- [What to work on]: Every line below that holds the string "value" should be copied out.
START Records for this exercise
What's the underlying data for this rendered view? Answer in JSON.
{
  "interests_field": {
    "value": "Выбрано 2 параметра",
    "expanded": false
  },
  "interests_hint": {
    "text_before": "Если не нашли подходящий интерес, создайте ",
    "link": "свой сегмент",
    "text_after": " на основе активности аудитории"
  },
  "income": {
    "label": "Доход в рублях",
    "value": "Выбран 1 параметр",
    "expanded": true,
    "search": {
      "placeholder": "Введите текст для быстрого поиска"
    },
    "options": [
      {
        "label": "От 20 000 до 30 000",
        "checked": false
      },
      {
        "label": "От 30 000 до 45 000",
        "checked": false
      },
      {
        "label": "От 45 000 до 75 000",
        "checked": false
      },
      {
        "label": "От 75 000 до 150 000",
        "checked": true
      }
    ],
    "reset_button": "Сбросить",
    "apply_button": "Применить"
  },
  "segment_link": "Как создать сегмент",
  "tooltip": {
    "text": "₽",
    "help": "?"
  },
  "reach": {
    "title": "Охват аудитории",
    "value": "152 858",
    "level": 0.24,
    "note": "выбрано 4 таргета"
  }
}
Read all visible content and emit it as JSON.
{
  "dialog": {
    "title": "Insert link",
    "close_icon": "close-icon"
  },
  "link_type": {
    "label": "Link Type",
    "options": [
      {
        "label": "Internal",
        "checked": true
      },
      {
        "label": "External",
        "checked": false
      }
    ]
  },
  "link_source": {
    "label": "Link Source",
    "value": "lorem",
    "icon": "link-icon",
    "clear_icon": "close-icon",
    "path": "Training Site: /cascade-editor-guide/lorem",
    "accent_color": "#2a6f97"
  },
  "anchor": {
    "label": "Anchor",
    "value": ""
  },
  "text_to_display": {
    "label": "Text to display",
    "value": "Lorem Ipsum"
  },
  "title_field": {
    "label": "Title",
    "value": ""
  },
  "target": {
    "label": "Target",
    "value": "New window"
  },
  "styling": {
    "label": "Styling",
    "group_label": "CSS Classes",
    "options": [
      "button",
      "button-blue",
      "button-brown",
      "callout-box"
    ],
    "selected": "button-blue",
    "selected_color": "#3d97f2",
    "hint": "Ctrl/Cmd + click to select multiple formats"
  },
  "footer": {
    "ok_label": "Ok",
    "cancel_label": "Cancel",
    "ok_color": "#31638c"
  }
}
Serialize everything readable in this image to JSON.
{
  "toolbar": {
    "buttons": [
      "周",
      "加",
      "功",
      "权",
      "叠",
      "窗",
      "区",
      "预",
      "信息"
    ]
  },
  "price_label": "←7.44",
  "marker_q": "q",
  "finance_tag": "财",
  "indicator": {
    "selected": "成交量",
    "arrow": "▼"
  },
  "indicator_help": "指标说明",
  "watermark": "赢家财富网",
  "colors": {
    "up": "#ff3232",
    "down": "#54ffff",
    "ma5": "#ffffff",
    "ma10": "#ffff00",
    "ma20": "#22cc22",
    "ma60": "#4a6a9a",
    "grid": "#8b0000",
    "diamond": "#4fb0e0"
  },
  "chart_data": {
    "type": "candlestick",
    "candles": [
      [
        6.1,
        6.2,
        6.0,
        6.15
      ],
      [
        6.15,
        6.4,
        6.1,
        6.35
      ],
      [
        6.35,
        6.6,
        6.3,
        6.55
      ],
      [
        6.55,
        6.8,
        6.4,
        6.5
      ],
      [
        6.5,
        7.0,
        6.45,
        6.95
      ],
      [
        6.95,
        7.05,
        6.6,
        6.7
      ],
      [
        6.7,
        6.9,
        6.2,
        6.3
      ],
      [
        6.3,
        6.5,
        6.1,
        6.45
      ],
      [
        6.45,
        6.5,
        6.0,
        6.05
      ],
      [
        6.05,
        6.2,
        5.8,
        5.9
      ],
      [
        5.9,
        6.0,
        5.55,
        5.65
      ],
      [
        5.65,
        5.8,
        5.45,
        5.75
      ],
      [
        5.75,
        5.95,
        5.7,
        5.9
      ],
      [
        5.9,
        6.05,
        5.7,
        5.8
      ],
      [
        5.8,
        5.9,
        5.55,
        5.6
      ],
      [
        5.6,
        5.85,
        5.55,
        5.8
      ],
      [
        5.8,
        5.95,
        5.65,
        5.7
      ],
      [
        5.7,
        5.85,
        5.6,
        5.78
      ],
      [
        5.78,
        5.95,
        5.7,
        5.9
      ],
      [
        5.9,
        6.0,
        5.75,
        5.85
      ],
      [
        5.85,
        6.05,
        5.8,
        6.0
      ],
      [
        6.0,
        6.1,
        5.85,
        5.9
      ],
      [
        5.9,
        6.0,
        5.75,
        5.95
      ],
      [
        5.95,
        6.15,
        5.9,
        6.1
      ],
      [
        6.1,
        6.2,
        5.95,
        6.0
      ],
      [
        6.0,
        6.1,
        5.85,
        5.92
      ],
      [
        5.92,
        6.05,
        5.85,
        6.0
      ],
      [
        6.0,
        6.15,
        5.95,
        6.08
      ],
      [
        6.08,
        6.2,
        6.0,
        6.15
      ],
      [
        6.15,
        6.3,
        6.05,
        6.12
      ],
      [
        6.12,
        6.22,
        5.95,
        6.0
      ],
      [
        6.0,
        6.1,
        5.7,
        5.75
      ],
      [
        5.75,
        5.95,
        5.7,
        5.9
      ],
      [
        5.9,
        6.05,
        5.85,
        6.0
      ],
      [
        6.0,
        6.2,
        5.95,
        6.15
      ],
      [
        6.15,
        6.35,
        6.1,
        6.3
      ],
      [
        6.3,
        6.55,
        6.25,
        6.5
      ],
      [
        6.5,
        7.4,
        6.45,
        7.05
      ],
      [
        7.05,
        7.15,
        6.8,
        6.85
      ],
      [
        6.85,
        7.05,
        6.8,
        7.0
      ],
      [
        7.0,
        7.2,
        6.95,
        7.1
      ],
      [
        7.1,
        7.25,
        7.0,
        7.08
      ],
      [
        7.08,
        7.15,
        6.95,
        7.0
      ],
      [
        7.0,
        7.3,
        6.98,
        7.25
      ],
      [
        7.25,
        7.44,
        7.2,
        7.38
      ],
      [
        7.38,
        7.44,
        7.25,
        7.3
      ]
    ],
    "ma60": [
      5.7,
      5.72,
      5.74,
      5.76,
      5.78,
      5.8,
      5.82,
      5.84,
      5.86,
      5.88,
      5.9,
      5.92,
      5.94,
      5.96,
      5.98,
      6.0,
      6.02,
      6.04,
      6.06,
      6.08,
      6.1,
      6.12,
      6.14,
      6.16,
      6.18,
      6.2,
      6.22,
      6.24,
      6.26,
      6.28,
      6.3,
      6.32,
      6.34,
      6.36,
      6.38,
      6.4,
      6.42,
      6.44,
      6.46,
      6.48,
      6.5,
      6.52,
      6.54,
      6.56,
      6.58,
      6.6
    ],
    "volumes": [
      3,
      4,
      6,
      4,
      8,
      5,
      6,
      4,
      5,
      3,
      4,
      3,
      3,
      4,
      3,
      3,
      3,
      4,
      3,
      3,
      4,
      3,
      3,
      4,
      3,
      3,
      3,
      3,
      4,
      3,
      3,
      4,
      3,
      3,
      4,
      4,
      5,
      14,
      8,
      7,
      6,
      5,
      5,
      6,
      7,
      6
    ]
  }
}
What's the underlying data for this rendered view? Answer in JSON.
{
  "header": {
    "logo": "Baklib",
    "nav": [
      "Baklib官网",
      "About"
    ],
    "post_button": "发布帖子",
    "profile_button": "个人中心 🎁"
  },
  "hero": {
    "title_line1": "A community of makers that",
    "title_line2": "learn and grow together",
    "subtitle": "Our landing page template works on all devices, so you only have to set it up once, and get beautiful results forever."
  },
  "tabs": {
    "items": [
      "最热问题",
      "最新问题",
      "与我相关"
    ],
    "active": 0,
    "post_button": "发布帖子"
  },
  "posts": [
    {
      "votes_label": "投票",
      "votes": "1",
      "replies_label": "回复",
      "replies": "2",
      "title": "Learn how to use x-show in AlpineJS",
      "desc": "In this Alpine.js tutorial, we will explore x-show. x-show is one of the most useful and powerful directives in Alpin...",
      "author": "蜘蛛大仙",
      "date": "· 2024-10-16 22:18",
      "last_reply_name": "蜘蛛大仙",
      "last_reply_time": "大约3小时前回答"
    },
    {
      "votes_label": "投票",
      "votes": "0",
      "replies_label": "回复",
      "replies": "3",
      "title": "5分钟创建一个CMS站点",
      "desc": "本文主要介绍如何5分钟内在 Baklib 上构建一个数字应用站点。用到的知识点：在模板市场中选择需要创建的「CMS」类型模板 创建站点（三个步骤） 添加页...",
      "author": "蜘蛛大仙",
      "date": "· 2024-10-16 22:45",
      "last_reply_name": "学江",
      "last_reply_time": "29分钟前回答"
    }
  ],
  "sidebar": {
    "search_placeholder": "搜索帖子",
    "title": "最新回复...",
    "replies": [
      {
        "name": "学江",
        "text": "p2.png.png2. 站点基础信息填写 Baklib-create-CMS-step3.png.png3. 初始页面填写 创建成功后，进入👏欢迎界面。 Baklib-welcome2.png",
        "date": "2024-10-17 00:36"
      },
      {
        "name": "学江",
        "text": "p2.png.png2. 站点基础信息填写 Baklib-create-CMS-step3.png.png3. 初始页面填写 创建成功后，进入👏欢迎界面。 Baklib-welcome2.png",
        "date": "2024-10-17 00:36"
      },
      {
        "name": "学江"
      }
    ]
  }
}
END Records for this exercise
- [Exercise answer]:
    "value": "Выбрано 2 параметра",
    "value": "Выбран 1 параметр",
    "value": "152 858",
    "value": "lorem",
    "value": ""
    "value": "Lorem Ipsum"
    "value": ""
    "value": "New window"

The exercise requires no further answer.